# Your instructions
Start to finish, repeat the records exactly.
#####
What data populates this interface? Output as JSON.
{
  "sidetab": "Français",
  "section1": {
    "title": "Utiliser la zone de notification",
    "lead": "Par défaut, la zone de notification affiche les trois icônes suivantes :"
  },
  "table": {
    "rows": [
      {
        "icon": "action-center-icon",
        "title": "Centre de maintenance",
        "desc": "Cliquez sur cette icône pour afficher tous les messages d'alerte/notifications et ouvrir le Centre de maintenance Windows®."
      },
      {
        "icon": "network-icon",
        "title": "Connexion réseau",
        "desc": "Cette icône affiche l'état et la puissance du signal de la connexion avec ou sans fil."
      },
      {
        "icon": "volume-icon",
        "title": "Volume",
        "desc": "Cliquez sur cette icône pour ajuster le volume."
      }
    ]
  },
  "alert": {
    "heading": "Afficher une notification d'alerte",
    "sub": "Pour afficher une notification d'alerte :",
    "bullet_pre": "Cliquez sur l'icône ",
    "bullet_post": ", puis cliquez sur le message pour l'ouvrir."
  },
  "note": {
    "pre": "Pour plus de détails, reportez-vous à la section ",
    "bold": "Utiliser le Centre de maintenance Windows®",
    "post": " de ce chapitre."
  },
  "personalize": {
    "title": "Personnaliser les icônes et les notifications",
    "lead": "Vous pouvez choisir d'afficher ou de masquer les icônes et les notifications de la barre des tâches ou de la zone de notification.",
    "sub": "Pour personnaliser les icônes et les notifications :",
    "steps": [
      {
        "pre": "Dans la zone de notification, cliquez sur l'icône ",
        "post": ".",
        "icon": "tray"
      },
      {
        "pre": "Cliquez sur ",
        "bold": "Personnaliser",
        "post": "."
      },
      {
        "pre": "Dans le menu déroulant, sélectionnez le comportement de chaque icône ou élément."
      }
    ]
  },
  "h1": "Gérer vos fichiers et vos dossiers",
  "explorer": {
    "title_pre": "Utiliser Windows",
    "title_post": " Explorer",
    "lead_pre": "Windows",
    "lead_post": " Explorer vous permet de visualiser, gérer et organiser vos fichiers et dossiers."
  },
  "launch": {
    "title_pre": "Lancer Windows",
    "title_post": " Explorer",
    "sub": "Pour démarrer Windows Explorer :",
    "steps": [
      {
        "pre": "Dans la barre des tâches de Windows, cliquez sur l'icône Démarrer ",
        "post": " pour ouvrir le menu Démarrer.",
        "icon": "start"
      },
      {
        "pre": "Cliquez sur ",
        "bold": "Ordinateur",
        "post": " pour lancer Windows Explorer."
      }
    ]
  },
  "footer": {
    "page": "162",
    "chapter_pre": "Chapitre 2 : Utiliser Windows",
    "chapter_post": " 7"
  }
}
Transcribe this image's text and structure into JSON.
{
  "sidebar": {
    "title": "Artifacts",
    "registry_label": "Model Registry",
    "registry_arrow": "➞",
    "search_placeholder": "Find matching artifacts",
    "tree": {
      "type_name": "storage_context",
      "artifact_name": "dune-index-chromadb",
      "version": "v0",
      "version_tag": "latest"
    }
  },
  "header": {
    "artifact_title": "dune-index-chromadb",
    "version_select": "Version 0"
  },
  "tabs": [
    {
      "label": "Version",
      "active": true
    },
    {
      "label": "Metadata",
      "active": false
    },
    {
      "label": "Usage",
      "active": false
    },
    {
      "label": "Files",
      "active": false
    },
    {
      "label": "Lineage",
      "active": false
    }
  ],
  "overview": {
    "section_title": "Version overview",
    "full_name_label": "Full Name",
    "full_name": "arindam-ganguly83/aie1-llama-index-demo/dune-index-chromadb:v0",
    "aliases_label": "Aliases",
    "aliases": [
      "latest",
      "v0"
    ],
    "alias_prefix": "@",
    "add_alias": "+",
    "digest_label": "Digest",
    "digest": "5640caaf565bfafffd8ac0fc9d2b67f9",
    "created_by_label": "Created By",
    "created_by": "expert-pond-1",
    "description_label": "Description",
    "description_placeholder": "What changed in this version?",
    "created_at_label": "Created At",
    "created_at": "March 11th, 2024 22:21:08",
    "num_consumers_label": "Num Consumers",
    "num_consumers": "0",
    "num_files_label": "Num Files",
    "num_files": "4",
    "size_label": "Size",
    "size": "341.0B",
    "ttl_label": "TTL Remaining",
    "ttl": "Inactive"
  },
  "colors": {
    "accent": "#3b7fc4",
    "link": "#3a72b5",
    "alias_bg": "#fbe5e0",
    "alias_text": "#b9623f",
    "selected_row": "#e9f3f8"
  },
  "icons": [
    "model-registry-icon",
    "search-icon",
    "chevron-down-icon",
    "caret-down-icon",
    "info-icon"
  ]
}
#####
# Answer to this problem
What data populates this interface? Output as JSON.
{
  "sidetab": "Français",
  "section1": {
    "title": "Utiliser la zone de notification",
    "lead": "Par défaut, la zone de notification affiche les trois icônes suivantes :"
  },
  "table": {
    "rows": [
      {
        "icon": "action-center-icon",
        "title": "Centre de maintenance",
        "desc": "Cliquez sur cette icône pour afficher tous les messages d'alerte/notifications et ouvrir le Centre de maintenance Windows®."
      },
      {
        "icon": "network-icon",
        "title": "Connexion réseau",
        "desc": "Cette icône affiche l'état et la puissance du signal de la connexion avec ou sans fil."
      },
      {
        "icon": "volume-icon",
        "title": "Volume",
        "desc": "Cliquez sur cette icône pour ajuster le volume."
      }
    ]
  },
  "alert": {
    "heading": "Afficher une notification d'alerte",
    "sub": "Pour afficher une notification d'alerte :",
    "bullet_pre": "Cliquez sur l'icône ",
    "bullet_post": ", puis cliquez sur le message pour l'ouvrir."
  },
  "note": {
    "pre": "Pour plus de détails, reportez-vous à la section ",
    "bold": "Utiliser le Centre de maintenance Windows®",
    "post": " de ce chapitre."
  },
  "personalize": {
    "title": "Personnaliser les icônes et les notifications",
    "lead": "Vous pouvez choisir d'afficher ou de masquer les icônes et les notifications de la barre des tâches ou de la zone de notification.",
    "sub": "Pour personnaliser les icônes et les notifications :",
    "steps": [
      {
        "pre": "Dans la zone de notification, cliquez sur l'icône ",
        "post": ".",
        "icon": "tray"
      },
      {
        "pre": "Cliquez sur ",
        "bold": "Personnaliser",
        "post": "."
      },
      {
        "pre": "Dans le menu déroulant, sélectionnez le comportement de chaque icône ou élément."
      }
    ]
  },
  "h1": "Gérer vos fichiers et vos dossiers",
  "explorer": {
    "title_pre": "Utiliser Windows",
    "title_post": " Explorer",
    "lead_pre": "Windows",
    "lead_post": " Explorer vous permet de visualiser, gérer et organiser vos fichiers et dossiers."
  },
  "launch": {
    "title_pre": "Lancer Windows",
    "title_post": " Explorer",
    "sub": "Pour démarrer Windows Explorer :",
    "steps": [
      {
        "pre": "Dans la barre des tâches de Windows, cliquez sur l'icône Démarrer ",
        "post": " pour ouvrir le menu Démarrer.",
        "icon": "start"
      },
      {
        "pre": "Cliquez sur ",
        "bold": "Ordinateur",
        "post": " pour lancer Windows Explorer."
      }
    ]
  },
  "footer": {
    "page": "162",
    "chapter_pre": "Chapitre 2 : Utiliser Windows",
    "chapter_post": " 7"
  }
}
Transcribe this image's text and structure into JSON.
{
  "sidebar": {
    "title": "Artifacts",
    "registry_label": "Model Registry",
    "registry_arrow": "➞",
    "search_placeholder": "Find matching artifacts",
    "tree": {
      "type_name": "storage_context",
      "artifact_name": "dune-index-chromadb",
      "version": "v0",
      "version_tag": "latest"
    }
  },
  "header": {
    "artifact_title": "dune-index-chromadb",
    "version_select": "Version 0"
  },
  "tabs": [
    {
      "label": "Version",
      "active": true
    },
    {
      "label": "Metadata",
      "active": false
    },
    {
      "label": "Usage",
      "active": false
    },
    {
      "label": "Files",
      "active": false
    },
    {
      "label": "Lineage",
      "active": false
    }
  ],
  "overview": {
    "section_title": "Version overview",
    "full_name_label": "Full Name",
    "full_name": "arindam-ganguly83/aie1-llama-index-demo/dune-index-chromadb:v0",
    "aliases_label": "Aliases",
    "aliases": [
      "latest",
      "v0"
    ],
    "alias_prefix": "@",
    "add_alias": "+",
    "digest_label": "Digest",
    "digest": "5640caaf565bfafffd8ac0fc9d2b67f9",
    "created_by_label": "Created By",
    "created_by": "expert-pond-1",
    "description_label": "Description",
    "description_placeholder": "What changed in this version?",
    "created_at_label": "Created At",
    "created_at": "March 11th, 2024 22:21:08",
    "num_consumers_label": "Num Consumers",
    "num_consumers": "0",
    "num_files_label": "Num Files",
    "num_files": "4",
    "size_label": "Size",
    "size": "341.0B",
    "ttl_label": "TTL Remaining",
    "ttl": "Inactive"
  },
  "colors": {
    "accent": "#3b7fc4",
    "link": "#3a72b5",
    "alias_bg": "#fbe5e0",
    "alias_text": "#b9623f",
    "selected_row": "#e9f3f8"
  },
  "icons": [
    "model-registry-icon",
    "search-icon",
    "chevron-down-icon",
    "caret-down-icon",
    "info-icon"
  ]
}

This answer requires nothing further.